[Gauthier’s] series of works started with a nectarine in Spain: “I bit into a nectarine and it was like a religious experience. I thought, why do they have such great produce over there, and why is what I buy in the grocery store completely tasteless? It set a quest in my mind, to figure out why this was so. I did a lot of research; I found out about industrial agriculture and monocultures and food traveling 5,000 miles from farm to market. This is why it’s tasteless.” So she came back and started planting hardy heirloom fruits and vegetables from seed, not just for her own gustatorial pleasure, but also to be more self-sufficient.
As reported by Katie Dean at 77 Square yesterday, sculptor Alisa Toninato (Milwaukee-trained, Madison-based) has been garnering a lot of attention for her state-shaped iron skillets. I first saw them when the entire Midwest was on display at Underground Kitchen. I was charmed and more than a little envious: I wanted to bring them home with me! I was particularly tickled that Michigan, like the other Midwestern states, had just one handle—but it forked to the U.P. on the right and the “mitten” on the left.
As Dean writes,
Through blogs and word of mouth, Toninato is winning fans across the country for her latest project, a map of the lower 48 states called “Made in America,” with each state recreated as a cast iron skillet. Even the arbiter of home and kitchen design herself, Martha Stewart, took notice, and invited Toninato to appear on her show in April.
Now, the United States skillet art project will be accessible to local gourmets. Toninato’s foundry, FeLion Studios (a combination of the periodic symbol for iron and her astrological sign, Leo) is bringing a separate commercial product to market so cooks can bake up a Wisconsin-shaped cornbread, or show their state pride on their stove as they fry up their brats.
“We’ve gotten so much positive feedback from the art pieces that we’re just using our gut and taking this risk and putting our personal investment into this production line,” Toninato said. “We all believe in it. It’s totally the American spirit.
“Hopefully other people dig it.”
Head here for the full article, then click over to the website of Toninato’s FeLion Studios where you can view pics of all the state skillets as well as photos from before and at her appearance on Martha Stewart’s program.
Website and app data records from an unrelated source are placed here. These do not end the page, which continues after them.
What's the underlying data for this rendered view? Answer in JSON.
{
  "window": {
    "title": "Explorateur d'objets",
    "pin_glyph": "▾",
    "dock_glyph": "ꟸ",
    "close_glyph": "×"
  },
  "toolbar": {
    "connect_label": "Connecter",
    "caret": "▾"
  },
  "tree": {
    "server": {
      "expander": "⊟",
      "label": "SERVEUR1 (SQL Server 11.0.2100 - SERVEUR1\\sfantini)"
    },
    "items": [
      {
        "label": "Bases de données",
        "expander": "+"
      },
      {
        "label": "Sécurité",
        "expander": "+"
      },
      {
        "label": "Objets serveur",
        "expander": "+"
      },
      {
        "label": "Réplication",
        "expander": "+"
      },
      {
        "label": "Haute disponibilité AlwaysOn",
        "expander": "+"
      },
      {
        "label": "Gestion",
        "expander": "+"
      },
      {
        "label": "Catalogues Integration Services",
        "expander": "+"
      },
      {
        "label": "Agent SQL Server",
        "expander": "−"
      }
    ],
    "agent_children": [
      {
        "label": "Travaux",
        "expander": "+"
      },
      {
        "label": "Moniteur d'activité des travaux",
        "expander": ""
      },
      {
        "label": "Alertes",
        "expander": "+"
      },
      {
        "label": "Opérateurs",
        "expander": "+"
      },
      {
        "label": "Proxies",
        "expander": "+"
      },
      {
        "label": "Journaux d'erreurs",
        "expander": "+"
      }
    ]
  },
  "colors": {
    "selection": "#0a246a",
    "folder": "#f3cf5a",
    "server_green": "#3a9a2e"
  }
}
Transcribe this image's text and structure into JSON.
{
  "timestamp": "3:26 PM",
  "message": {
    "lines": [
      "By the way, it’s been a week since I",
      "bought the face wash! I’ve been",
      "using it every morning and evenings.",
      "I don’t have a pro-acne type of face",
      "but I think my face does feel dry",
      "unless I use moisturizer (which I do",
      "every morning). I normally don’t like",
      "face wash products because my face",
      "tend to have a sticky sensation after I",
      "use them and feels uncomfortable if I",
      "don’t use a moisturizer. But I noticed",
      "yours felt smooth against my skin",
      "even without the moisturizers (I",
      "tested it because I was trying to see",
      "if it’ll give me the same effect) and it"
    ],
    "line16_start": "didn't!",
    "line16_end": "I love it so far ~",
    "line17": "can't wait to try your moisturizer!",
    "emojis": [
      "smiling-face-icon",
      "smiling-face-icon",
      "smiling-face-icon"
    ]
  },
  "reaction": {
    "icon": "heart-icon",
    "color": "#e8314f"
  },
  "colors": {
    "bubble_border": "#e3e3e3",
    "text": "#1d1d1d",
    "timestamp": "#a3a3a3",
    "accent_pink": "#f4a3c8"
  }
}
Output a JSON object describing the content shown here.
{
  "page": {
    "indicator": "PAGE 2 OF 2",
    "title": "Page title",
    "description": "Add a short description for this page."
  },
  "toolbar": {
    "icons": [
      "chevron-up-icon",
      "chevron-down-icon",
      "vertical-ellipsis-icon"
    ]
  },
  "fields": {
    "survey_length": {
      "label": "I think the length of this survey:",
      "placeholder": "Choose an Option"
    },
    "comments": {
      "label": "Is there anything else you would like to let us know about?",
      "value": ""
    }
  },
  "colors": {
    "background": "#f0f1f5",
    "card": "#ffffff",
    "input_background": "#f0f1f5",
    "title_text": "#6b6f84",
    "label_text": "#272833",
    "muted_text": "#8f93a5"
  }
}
For a brief but engaging introduction to the artist and her work, check out Toninato’s video bio from ArtPrize below.